(Element data from apps and pages)
╭──
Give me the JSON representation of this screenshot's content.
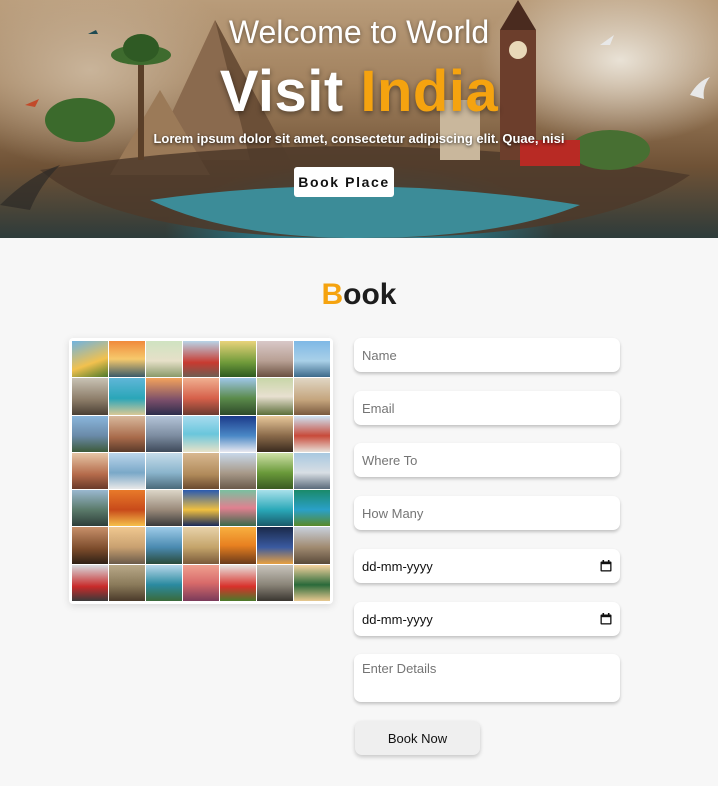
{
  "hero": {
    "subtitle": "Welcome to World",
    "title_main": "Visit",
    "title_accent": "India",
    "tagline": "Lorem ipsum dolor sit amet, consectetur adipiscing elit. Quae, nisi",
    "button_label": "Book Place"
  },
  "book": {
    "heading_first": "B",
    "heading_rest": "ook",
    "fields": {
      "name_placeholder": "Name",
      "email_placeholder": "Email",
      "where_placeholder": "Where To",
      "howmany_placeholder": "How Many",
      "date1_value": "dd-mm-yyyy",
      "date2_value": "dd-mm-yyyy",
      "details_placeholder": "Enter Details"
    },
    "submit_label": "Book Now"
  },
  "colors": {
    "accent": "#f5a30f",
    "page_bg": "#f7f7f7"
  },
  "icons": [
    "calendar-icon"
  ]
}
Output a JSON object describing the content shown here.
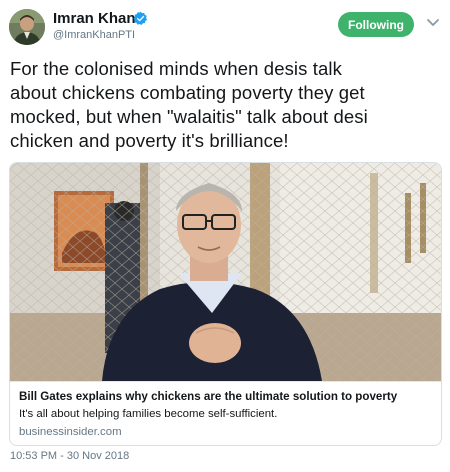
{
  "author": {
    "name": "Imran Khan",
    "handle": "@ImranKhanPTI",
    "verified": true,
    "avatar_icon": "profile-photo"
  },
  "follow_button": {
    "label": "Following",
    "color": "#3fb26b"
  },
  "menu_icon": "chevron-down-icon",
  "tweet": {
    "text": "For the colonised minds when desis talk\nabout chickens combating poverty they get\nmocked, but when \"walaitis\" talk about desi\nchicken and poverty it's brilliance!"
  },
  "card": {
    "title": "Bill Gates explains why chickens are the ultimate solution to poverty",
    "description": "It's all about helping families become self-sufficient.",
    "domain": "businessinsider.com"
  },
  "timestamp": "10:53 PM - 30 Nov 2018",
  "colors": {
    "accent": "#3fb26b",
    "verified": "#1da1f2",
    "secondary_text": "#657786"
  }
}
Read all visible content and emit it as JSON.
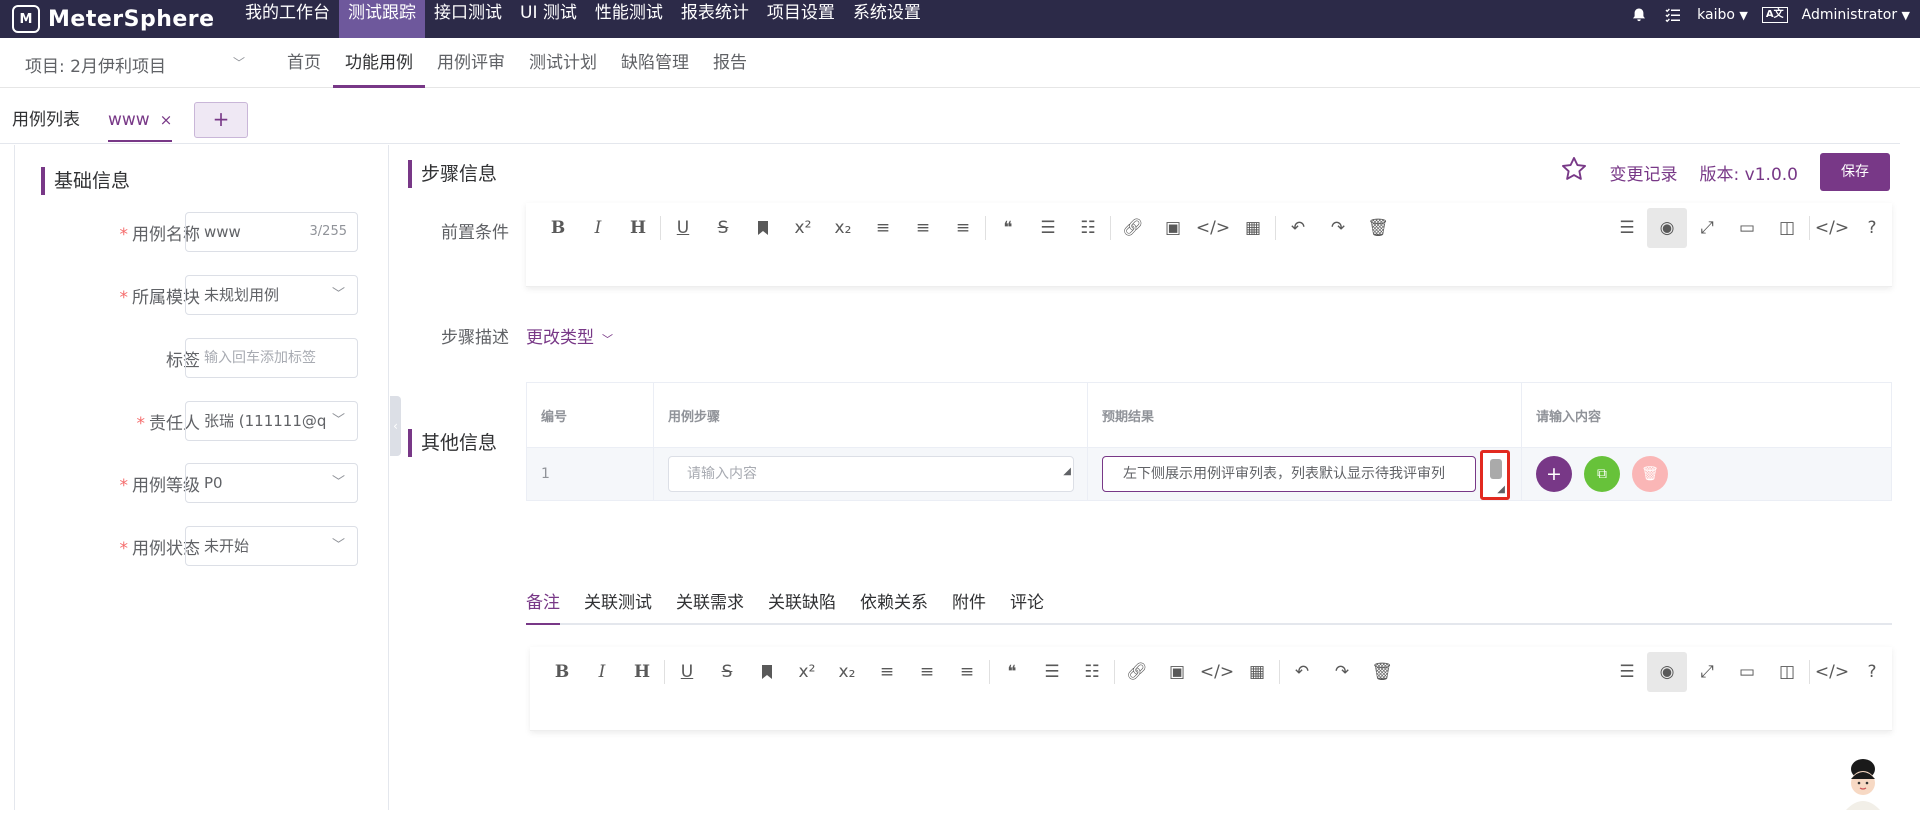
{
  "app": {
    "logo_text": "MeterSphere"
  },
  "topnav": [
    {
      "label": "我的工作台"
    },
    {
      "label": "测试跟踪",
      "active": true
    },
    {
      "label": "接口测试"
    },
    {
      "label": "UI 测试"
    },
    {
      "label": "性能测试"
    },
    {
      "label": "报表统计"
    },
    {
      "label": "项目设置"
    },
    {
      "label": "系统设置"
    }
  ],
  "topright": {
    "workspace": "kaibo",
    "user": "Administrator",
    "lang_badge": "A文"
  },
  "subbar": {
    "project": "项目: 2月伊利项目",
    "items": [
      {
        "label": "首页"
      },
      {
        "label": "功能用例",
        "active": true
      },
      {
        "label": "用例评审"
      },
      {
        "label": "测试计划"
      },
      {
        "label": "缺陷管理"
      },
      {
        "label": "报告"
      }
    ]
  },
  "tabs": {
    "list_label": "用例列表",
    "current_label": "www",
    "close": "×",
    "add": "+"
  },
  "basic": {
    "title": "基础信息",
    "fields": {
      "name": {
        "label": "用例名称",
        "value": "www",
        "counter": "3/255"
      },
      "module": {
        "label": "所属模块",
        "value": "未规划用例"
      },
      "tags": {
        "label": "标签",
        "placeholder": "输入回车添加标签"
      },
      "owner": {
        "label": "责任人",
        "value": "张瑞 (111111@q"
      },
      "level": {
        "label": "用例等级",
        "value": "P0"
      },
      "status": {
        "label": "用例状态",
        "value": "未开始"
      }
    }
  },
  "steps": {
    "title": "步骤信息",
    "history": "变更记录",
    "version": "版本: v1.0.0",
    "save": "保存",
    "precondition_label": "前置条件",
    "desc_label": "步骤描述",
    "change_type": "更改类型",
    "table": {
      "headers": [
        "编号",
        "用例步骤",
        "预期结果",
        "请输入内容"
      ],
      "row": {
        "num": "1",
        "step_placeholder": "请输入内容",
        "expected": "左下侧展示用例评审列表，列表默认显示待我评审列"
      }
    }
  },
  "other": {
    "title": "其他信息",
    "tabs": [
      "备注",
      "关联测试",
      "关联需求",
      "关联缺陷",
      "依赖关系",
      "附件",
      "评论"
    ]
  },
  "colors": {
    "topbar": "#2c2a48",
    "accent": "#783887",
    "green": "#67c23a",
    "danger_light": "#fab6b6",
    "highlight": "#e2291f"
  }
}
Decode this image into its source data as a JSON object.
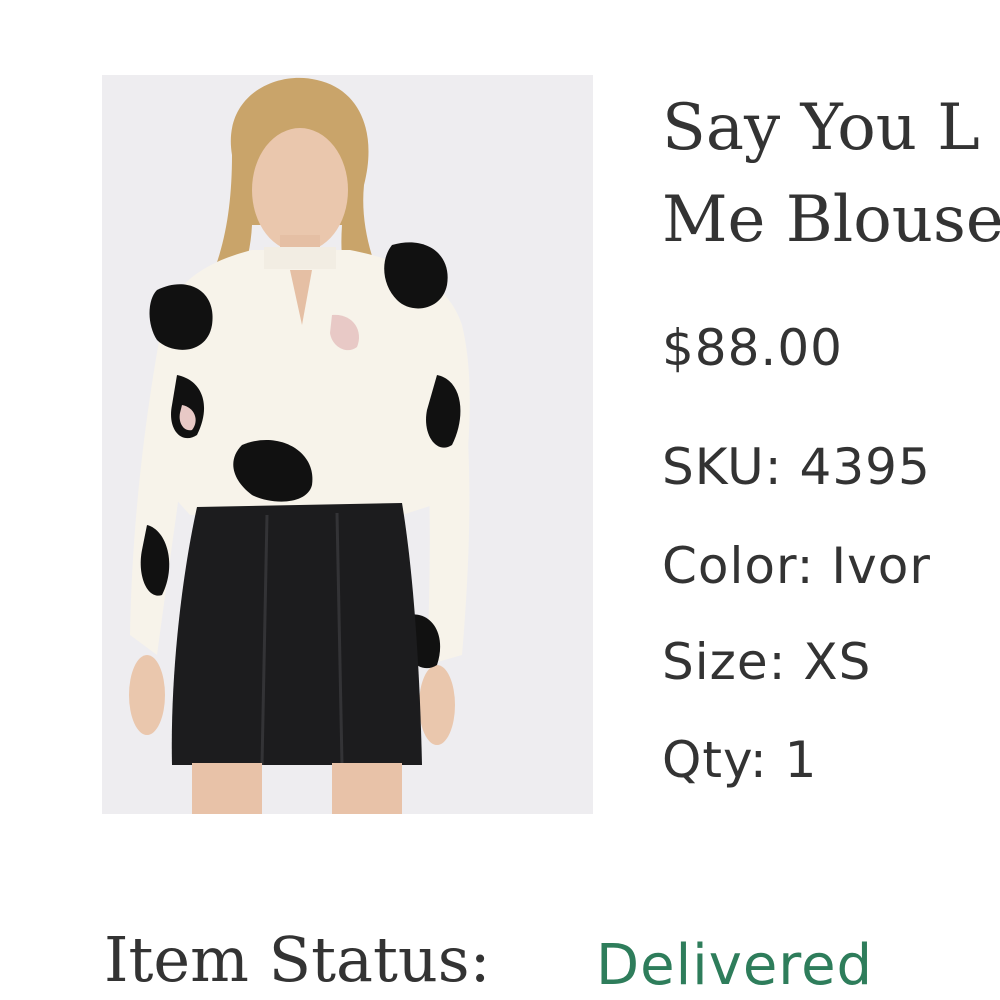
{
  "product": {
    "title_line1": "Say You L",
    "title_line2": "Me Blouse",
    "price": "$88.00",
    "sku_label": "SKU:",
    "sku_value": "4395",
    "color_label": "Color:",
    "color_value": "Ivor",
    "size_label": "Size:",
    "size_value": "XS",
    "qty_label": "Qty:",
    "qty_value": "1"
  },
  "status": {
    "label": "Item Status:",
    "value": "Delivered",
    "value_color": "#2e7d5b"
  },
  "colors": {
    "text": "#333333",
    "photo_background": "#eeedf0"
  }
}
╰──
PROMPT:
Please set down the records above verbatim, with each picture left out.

EXPECTED ANSWER:
Give me the JSON representation of this screenshot's content.
{
  "hero": {
    "subtitle": "Welcome to World",
    "title_main": "Visit",
    "title_accent": "India",
    "tagline": "Lorem ipsum dolor sit amet, consectetur adipiscing elit. Quae, nisi",
    "button_label": "Book Place"
  },
  "book": {
    "heading_first": "B",
    "heading_rest": "ook",
    "fields": {
      "name_placeholder": "Name",
      "email_placeholder": "Email",
      "where_placeholder": "Where To",
      "howmany_placeholder": "How Many",
      "date1_value": "dd-mm-yyyy",
      "date2_value": "dd-mm-yyyy",
      "details_placeholder": "Enter Details"
    },
    "submit_label": "Book Now"
  },
  "colors": {
    "accent": "#f5a30f",
    "page_bg": "#f7f7f7"
  },
  "icons": [
    "calendar-icon"
  ]
}
Output a JSON object describing the content shown here.
{
  "author": {
    "name": "Imran Khan",
    "handle": "@ImranKhanPTI",
    "verified": true,
    "avatar_icon": "profile-photo"
  },
  "follow_button": {
    "label": "Following",
    "color": "#3fb26b"
  },
  "menu_icon": "chevron-down-icon",
  "tweet": {
    "text": "For the colonised minds when desis talk\nabout chickens combating poverty they get\nmocked, but when \"walaitis\" talk about desi\nchicken and poverty it's brilliance!"
  },
  "card": {
    "title": "Bill Gates explains why chickens are the ultimate solution to poverty",
    "description": "It's all about helping families become self-sufficient.",
    "domain": "businessinsider.com"
  },
  "timestamp": "10:53 PM - 30 Nov 2018",
  "colors": {
    "accent": "#3fb26b",
    "verified": "#1da1f2",
    "secondary_text": "#657786"
  }
}
Read all visible content and emit it as JSON.
{
  "app": {
    "logo_text": "MeterSphere"
  },
  "topnav": [
    {
      "label": "我的工作台"
    },
    {
      "label": "测试跟踪",
      "active": true
    },
    {
      "label": "接口测试"
    },
    {
      "label": "UI 测试"
    },
    {
      "label": "性能测试"
    },
    {
      "label": "报表统计"
    },
    {
      "label": "项目设置"
    },
    {
      "label": "系统设置"
    }
  ],
  "topright": {
    "workspace": "kaibo",
    "user": "Administrator",
    "lang_badge": "A文"
  },
  "subbar": {
    "project": "项目: 2月伊利项目",
    "items": [
      {
        "label": "首页"
      },
      {
        "label": "功能用例",
        "active": true
      },
      {
        "label": "用例评审"
      },
      {
        "label": "测试计划"
      },
      {
        "label": "缺陷管理"
      },
      {
        "label": "报告"
      }
    ]
  },
  "tabs": {
    "list_label": "用例列表",
    "current_label": "www",
    "close": "×",
    "add": "+"
  },
  "basic": {
    "title": "基础信息",
    "fields": {
      "name": {
        "label": "用例名称",
        "value": "www",
        "counter": "3/255"
      },
      "module": {
        "label": "所属模块",
        "value": "未规划用例"
      },
      "tags": {
        "label": "标签",
        "placeholder": "输入回车添加标签"
      },
      "owner": {
        "label": "责任人",
        "value": "张瑞 (111111@q"
      },
      "level": {
        "label": "用例等级",
        "value": "P0"
      },
      "status": {
        "label": "用例状态",
        "value": "未开始"
      }
    }
  },
  "steps": {
    "title": "步骤信息",
    "history": "变更记录",
    "version": "版本: v1.0.0",
    "save": "保存",
    "precondition_label": "前置条件",
    "desc_label": "步骤描述",
    "change_type": "更改类型",
    "table": {
      "headers": [
        "编号",
        "用例步骤",
        "预期结果",
        "请输入内容"
      ],
      "row": {
        "num": "1",
        "step_placeholder": "请输入内容",
        "expected": "左下侧展示用例评审列表，列表默认显示待我评审列"
      }
    }
  },
  "other": {
    "title": "其他信息",
    "tabs": [
      "备注",
      "关联测试",
      "关联需求",
      "关联缺陷",
      "依赖关系",
      "附件",
      "评论"
    ]
  },
  "colors": {
    "topbar": "#2c2a48",
    "accent": "#783887",
    "green": "#67c23a",
    "danger_light": "#fab6b6",
    "highlight": "#e2291f"
  }
}
Decode this image into its source data as a JSON object.
{
  "product": {
    "title_line1": "Say You L",
    "title_line2": "Me Blouse",
    "price": "$88.00",
    "sku_label": "SKU:",
    "sku_value": "4395",
    "color_label": "Color:",
    "color_value": "Ivor",
    "size_label": "Size:",
    "size_value": "XS",
    "qty_label": "Qty:",
    "qty_value": "1"
  },
  "status": {
    "label": "Item Status:",
    "value": "Delivered",
    "value_color": "#2e7d5b"
  },
  "colors": {
    "text": "#333333",
    "photo_background": "#eeedf0"
  }
}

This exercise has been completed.